I also tried several business class products thanks to Qatar Airways’ extremely cheap fare (which I thought was insane until I took advantage of Cathay Pacific’s even crazier first class error fare at the beginning of this year) and by using miles.
With Qatar Airways, I was able to experience all three of its long-haul business class products – the old full flat seat without direct aisle access, the newer reverse herringbone seat, and the newest QSuite, the last of which was an unforgettable experience.
Other than that, I tried and wrote about three different Thai Airways business class products (staggered business class, angled business class, and first class sold as business class), as well as ANA’s 777-300ER and Asiana Airlines’ A380 business class products.
While doing the above flying, I was able to visit and review about 40 new lounges at various airport. Some of my favorites of those include:
- Sky Team Lounge at Vancouver International
- The Qantas Lounge at London Heahtrow
- Qatar Airways Al Mourjan Business Class Lounge at Doha Hamad
Plane Spotting in Japan
Over the last couple of years, the amount of plane spotting I do went down a fair bit. I still enjoy a good spotting session, though, and so I am glad to have been able to spend at least a few days at various airports around the world photographing aircraft.
Of course, I did some spotting at what I consider to be my “home airports” – Tokyo Haneda and Tokyo Narita.
Besides taking some photos before taking flights out of Narita, I visited the airport during sakura (cherry) blossom season which was a beautiful sight.
As for Haneda, I visited the airport a couple of times both to just enjoy being at the airport and watching aircraft, as well as to photograph specific aircraft such as a Kuwaiti Government A340-500, China Eastern’s A330 in the Toy Story livery, and an Abu Dhabi Amiri Flight 777 operating for Jordanian Government.
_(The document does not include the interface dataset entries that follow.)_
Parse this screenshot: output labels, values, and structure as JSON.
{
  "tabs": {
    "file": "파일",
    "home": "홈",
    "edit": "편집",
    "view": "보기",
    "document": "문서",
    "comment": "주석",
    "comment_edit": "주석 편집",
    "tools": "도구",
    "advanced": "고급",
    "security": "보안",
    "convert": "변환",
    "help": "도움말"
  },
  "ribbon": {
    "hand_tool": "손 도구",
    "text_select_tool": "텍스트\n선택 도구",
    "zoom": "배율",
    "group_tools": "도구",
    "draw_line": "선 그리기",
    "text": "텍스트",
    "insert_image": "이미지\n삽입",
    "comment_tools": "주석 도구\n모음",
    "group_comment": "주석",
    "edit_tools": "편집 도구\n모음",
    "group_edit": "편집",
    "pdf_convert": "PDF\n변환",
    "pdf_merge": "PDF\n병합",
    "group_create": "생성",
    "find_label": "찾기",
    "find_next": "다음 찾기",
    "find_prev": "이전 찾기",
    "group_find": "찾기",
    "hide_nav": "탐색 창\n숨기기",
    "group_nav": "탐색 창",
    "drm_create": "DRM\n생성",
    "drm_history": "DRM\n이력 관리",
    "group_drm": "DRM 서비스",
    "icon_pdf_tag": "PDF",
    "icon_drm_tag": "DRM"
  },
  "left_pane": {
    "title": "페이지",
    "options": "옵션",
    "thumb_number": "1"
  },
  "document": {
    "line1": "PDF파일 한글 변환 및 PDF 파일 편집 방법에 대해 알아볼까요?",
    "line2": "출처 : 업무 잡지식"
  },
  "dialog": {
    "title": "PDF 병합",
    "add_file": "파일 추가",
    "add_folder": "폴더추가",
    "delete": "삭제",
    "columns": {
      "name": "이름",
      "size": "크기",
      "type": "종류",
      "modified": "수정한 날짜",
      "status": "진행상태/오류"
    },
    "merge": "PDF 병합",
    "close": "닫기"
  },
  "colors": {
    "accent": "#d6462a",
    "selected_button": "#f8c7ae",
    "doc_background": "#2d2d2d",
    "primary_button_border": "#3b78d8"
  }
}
Outside of Tokyo, I visited Aichi Museum of Flight in Nagoya which houses a YS-11 among other aircraft, and Sapporo New Chitose airport twice to photograph the soon-to-be-retired Japan Air Self Defense Force 747s.
The first of the two times was in winter to capture it with snow, and the other time was during Chitose Air Festival where both of the 747s made an appearance. The photo of the two 747s with hundreds of people taking photos of them has to be one of my favorite photos of the year.
Plane Spotting Outside of Japan
In addition to plane spotting in Japan, I also took photos at a couple of airports abroad – mainly during the review trips I did.
The three highlights of spotting abroad were seeing a Thai Airways 747-400 departing Phuket airport, an Air Intuit 737-200 departing Montreal, and photographing the diverse seaplane traffic at Vancouver Harbour seaplane base.
Other than that, I also had a chance to photograph some interesting traffic during long layovers at Beijing and Sydney airports.
What Will 2019 Bring?
While 2018 will be tough to beat thanks to the SOFIA flight and Qatar Airways business class flight, I should be able to bring you plenty of (hopefully) interesting content in 2019 as well.
In fact, as you might have noticed, I already wrote about a little trip I did while staying in Europe to fly the Brussels Airlines Sukhoi Superjet which has been retired since then.
On my way back to Japan, I also flew a couple of different business class products – LOT’s EMB-195 and 787-8, KLM’s 777-200ER, and Garuda Indonesia’s A330-300 – that I will be posting reviews of soon.
As for the flights that I have booked for later in this year, the three most interesting things I have booked right now are ANA 787-9 business class flights to and from Singapore in March, the very first flight to the newly reopened Shimojishima airport at the end of March, and my first long-haul first class flights thanks to Cathay Pacific’s crazy New Year fare.
I also have a couple of other trips in mind, but none of those are set in stone yet, so I will update you later.
Until then, stay tuned, and enjoy the upcoming reviews!